You have a rough top 10 JKJ ?

Old School Brother
Old School Brother
1 month ago

Awesome write up JKJ, looking forward to reading more throughout the year

1 month ago

Awesome stuff jKJ! Also want to add, I follow you on Twitter and have asked questions on that platform and always got a response. Soooo thankful for that!

Grey shocked me with the new draft philosophy this year! I’m relieved for it! I have really struggled the last couple of years as SAGNOF has become extremely difficult on the free agent market. I knew I had to do something different this year. So 1st closer in the 6th round or so, and another around 9th or 10th.

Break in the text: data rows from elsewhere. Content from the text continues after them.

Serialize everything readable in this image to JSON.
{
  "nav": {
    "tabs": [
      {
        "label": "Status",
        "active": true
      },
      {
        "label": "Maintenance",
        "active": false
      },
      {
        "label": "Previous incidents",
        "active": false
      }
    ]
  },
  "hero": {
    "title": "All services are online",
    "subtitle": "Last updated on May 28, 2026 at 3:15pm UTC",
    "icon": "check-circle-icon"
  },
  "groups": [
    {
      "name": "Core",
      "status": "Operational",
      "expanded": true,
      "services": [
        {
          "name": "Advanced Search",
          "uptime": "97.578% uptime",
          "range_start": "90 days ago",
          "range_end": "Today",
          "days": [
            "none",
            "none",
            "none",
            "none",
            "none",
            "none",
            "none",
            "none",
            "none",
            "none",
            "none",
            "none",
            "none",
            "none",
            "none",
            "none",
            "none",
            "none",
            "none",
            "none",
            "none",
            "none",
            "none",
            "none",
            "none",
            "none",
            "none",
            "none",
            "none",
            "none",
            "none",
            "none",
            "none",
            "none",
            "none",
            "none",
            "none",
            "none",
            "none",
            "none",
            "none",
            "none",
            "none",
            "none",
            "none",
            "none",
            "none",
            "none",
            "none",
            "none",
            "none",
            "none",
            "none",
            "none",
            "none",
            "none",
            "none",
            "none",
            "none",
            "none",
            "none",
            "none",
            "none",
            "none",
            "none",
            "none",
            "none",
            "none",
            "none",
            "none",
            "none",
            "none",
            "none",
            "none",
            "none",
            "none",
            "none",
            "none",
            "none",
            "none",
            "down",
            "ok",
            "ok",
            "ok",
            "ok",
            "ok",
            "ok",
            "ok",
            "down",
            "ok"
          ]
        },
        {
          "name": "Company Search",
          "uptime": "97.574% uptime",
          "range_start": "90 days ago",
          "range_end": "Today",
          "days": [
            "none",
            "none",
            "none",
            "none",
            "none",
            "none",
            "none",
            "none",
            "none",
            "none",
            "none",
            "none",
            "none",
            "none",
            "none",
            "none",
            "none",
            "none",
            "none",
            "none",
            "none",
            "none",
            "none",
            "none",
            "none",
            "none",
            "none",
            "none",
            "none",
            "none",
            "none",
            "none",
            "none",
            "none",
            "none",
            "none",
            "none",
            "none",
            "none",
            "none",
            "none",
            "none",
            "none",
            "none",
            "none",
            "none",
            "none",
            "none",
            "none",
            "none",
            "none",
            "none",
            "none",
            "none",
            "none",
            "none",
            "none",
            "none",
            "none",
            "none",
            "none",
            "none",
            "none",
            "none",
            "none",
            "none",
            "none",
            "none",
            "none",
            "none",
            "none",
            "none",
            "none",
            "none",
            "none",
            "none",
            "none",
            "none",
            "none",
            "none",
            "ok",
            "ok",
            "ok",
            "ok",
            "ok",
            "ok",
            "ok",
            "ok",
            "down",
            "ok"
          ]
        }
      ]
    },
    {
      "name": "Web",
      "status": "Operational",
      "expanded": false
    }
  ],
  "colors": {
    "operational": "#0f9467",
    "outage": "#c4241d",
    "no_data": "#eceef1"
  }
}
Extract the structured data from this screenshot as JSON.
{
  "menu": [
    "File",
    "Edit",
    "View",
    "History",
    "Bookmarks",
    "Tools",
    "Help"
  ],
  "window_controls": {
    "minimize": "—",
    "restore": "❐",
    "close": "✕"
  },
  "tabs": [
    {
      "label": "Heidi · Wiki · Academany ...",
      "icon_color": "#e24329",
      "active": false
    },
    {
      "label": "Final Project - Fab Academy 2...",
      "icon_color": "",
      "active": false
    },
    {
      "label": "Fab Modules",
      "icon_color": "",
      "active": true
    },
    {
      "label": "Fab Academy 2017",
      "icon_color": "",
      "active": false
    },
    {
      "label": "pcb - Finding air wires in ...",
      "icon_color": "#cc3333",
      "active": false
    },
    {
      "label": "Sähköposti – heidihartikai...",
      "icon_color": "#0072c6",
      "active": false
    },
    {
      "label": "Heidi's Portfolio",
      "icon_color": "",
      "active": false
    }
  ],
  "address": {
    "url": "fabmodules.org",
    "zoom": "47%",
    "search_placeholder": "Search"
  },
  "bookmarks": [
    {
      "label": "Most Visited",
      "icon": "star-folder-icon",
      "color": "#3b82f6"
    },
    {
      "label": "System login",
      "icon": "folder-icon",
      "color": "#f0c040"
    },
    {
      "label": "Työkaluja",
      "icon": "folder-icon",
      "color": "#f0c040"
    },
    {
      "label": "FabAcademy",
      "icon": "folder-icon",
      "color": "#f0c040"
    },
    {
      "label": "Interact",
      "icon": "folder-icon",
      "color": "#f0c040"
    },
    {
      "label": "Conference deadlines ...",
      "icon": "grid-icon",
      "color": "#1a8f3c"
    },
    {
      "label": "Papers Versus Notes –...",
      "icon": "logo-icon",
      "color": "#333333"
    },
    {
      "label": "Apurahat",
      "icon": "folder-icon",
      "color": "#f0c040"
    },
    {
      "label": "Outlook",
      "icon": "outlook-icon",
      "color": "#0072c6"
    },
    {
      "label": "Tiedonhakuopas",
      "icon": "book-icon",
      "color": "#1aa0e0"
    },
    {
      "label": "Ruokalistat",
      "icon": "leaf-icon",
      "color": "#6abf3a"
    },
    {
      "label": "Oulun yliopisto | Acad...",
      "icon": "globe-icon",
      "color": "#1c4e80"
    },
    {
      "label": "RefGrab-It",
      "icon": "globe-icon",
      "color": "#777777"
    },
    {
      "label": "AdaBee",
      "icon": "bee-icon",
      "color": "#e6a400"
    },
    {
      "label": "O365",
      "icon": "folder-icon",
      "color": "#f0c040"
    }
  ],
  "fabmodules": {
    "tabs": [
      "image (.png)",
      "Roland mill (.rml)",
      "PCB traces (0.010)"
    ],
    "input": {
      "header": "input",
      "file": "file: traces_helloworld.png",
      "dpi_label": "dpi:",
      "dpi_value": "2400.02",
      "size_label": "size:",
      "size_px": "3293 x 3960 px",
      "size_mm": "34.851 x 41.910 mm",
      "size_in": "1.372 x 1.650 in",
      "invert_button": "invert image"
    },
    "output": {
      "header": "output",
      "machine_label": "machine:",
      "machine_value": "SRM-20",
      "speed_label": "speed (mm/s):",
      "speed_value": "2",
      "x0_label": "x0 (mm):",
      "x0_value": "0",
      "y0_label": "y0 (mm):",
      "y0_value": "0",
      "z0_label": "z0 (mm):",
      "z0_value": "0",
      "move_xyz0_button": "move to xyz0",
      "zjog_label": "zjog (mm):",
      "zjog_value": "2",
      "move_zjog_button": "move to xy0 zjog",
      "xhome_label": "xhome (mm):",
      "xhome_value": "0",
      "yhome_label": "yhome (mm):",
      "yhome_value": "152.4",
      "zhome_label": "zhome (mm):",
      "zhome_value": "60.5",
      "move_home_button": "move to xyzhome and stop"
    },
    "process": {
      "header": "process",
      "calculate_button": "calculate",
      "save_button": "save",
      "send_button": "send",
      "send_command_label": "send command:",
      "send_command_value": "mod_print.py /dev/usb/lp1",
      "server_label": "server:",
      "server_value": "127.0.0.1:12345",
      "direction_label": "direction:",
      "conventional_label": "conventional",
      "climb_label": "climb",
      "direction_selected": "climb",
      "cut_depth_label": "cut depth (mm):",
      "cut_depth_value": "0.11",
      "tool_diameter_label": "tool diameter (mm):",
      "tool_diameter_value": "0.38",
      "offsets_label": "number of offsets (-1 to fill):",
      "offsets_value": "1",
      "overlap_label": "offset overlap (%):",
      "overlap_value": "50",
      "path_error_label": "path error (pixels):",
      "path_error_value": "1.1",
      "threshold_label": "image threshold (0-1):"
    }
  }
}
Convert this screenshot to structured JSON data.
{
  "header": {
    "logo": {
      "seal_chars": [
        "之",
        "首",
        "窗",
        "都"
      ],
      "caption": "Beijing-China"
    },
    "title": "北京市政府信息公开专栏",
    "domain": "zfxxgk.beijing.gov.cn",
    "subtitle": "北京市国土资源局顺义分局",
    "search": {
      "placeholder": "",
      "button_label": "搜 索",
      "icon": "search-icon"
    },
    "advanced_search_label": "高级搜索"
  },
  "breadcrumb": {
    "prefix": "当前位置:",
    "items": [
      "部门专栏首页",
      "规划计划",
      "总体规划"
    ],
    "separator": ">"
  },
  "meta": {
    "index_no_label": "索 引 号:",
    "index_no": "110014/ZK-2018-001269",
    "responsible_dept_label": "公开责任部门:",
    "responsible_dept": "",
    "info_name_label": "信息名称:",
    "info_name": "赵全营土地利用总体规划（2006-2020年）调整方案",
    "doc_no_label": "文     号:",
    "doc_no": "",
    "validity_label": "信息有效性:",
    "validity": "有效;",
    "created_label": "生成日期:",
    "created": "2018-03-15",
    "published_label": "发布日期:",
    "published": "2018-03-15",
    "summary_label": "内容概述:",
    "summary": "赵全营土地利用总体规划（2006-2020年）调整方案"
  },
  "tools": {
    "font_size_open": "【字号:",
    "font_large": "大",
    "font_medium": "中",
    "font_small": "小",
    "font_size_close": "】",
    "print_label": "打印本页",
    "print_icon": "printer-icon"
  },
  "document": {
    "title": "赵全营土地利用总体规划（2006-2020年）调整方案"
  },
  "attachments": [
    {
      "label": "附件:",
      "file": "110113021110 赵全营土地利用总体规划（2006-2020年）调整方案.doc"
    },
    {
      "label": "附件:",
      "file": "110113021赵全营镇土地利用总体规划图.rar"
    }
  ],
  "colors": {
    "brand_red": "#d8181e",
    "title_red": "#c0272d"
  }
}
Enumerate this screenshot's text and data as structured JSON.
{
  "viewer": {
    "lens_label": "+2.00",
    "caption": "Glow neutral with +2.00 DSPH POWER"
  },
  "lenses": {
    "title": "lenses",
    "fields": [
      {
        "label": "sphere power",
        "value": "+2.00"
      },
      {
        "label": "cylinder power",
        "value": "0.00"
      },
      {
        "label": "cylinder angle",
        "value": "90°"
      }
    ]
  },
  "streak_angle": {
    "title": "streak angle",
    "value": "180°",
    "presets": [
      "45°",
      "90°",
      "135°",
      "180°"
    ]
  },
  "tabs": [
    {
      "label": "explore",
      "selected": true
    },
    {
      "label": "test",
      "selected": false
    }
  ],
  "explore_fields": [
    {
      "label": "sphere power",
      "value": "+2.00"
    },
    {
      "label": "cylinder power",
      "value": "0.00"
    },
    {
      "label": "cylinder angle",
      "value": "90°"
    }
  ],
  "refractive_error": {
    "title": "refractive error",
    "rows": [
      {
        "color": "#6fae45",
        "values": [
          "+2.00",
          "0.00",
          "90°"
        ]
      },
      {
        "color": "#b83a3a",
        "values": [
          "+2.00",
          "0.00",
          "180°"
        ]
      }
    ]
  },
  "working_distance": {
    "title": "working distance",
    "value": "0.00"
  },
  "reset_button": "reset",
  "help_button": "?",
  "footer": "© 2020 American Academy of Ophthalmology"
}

Is that your strategy this year in a 12 team and any particular targets for each spot in the draft?

Reply to  JKJ
1 month ago

You and Itch are the ‘sleepers’ of Razzball! Gotta be the hardest content to write up. Thank you!

1 month ago

Man I really hope it’s McArthur for the Royals. In Sept last year he faced 53 hitters and allowed 5 base runners (all hits) and a 19:0 K:BB. Got him for a buck. Could go any old way with Smith tho. Lefty righty share? Give the job to the old guy.

Reply to  OaktownSteve
1 month ago

oh yeah…0.00 ERA in Sept for McArthur

Old School Brother
Old School Brother
Reply to  OaktownSteve
1 month ago

I have McArthur in a SVHD league and I think he’ll give a ton of value either saving or holding games for the Royals

1 month ago

Big miss on Erceg as an Oakland closer option. I mean, he throws 100, already considered the co-closer there, and Miller can’t pitch back to back days.

Reply to  JKJ
1 month ago

hmmm, the one thing you can expect from Oakland is the unexpected …

Reply to  Constantin
1 month ago

Speaking of misses, think Orion Kerkering stakes a claim as a high leverage dude and eventually takes over closer duties for the Phils. His plus FB/SL combo has closer written all over it – SL especially filthy. Good updates otherwise, thanks

Reply to  Constantin
1 month ago

Speaking of misses, think Orion Kerkering stakes a claim on a high leverage role and eventually takes over closer duties for the Phils. His FB/SL combo has closer written all over it – SL is especially filthy. Otherwise appreciate the updates, thanks!